So not surprisingly, according to a 2011 report from AARP, the vast majority of older adults want to continue living in their own homes or communities. They want to “age in place.” Continue reading →
For many of us, the holidays are a heartwarming and happy occasion. For others, it can be a lonely time of year, particularly as someone ages and has little or no family, holding on to memories of years past and longing for the personal connections that make it such a special time of year. Artman, Liberty’s senior living community in Ambler, goes to great strides to ensure each resident has a joyous holiday season, thanks to what is known as “Heart’s Desire.”
~By Janet Lorenzon, Executive Director, Artman
“You can live forever in that place, it is so good,” says Bob Cinalli, whose mother has lived at Artman for 4 years. These words of affirmation are exactly what we want to hear from someone with a relative living in our community. Our goal at Artman, Liberty’s senior living community in Ambler, is that every family member feels uplifted when they visit and comfortable when they leave.

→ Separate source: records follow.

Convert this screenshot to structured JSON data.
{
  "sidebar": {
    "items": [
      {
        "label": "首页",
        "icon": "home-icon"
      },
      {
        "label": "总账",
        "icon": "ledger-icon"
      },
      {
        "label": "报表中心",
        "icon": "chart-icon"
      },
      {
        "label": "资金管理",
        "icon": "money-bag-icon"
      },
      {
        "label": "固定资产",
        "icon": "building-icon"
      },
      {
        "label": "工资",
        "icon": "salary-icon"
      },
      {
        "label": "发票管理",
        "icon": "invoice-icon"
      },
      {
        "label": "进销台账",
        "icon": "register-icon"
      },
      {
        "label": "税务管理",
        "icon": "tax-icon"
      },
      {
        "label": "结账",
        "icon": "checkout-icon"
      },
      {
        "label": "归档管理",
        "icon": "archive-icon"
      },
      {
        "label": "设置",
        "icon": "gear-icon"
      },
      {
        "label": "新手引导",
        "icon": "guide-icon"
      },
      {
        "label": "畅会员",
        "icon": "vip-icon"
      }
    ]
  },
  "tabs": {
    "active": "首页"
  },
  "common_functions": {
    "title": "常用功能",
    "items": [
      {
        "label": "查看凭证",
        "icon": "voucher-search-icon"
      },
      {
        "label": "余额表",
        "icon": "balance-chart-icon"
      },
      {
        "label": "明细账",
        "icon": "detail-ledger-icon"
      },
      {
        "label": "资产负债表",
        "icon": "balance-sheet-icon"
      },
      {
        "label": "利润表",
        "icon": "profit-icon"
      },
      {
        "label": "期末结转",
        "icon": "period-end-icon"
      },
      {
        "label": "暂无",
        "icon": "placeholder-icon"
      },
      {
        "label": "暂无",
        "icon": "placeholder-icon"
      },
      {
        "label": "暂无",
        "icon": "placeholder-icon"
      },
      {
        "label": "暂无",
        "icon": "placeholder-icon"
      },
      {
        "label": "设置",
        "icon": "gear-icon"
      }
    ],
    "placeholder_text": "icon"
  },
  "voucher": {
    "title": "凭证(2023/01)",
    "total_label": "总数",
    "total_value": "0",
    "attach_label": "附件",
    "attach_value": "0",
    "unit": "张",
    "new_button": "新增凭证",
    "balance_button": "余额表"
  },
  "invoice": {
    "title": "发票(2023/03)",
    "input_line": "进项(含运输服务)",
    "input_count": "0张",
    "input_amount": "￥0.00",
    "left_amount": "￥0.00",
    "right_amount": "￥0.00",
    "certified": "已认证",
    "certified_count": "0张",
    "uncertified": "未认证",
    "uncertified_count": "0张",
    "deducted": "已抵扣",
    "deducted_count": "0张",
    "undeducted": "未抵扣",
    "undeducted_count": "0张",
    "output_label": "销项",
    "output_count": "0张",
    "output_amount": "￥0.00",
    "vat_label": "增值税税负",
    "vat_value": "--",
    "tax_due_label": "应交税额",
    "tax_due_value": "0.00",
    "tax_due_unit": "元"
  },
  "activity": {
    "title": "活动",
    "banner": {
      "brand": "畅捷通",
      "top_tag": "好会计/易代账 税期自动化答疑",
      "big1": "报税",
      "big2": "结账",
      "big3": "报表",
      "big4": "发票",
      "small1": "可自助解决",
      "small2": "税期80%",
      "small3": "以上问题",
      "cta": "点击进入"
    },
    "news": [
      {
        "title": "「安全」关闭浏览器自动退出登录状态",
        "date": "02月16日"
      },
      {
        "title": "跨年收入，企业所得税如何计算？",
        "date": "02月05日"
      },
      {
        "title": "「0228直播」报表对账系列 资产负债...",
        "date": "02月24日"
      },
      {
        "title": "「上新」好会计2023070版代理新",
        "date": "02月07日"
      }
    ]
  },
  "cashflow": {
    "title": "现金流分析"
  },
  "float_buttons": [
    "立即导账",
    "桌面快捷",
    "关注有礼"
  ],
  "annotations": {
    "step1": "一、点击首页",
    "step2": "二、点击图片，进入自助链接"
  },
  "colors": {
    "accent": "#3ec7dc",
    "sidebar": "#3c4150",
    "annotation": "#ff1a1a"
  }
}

Each year the Liberty Lutheran Family of Services is blessed with the outpouring of support we receive from members of congregations in Southeast Pennsylvania.
Liberty Lutheran is pleased to announce our new initiative – “Say Yes to Service.” Connect with others through our Family of Services to make a difference. Together we can continue our shared legacy of faithful service by bringing new and exciting opportunities to members of your congregation.
Where did the last 20 years go? That’s the biggest question Fran Conley pondered when we asked her to talk about being one of the first members of The Becoming Center in 1994.
“I was here when the doors opened,” she recalls.
Two decades ago, Fran’s very–health conscious daughter was driving by Artman, Liberty’s senior community in Ambler, she saw the signs for the newly created Becoming Center and urged her mother to join. Fran lived only two blocks away and still does.
The Liberty Lutheran Family of Services is blessed to provide vital resources to thousands of people facing life-changing situations in Pennsylvania. Each person is courageous in their own way. Ellen Stern, a resident at Artman, is an exceptional example.
Ellen and her husband Harold moved to Artman in January 2014 after a series of health problems. They realized the split-level Willow Grove home that they shared for more than 40 years wasn’t ideal for the walking and balance issues that come with age. But don’t let her age and petite frame fool you. At 87, Ellen has as much courage and spitfire as ever.
“I still want to fight when there is a wrong,” she says.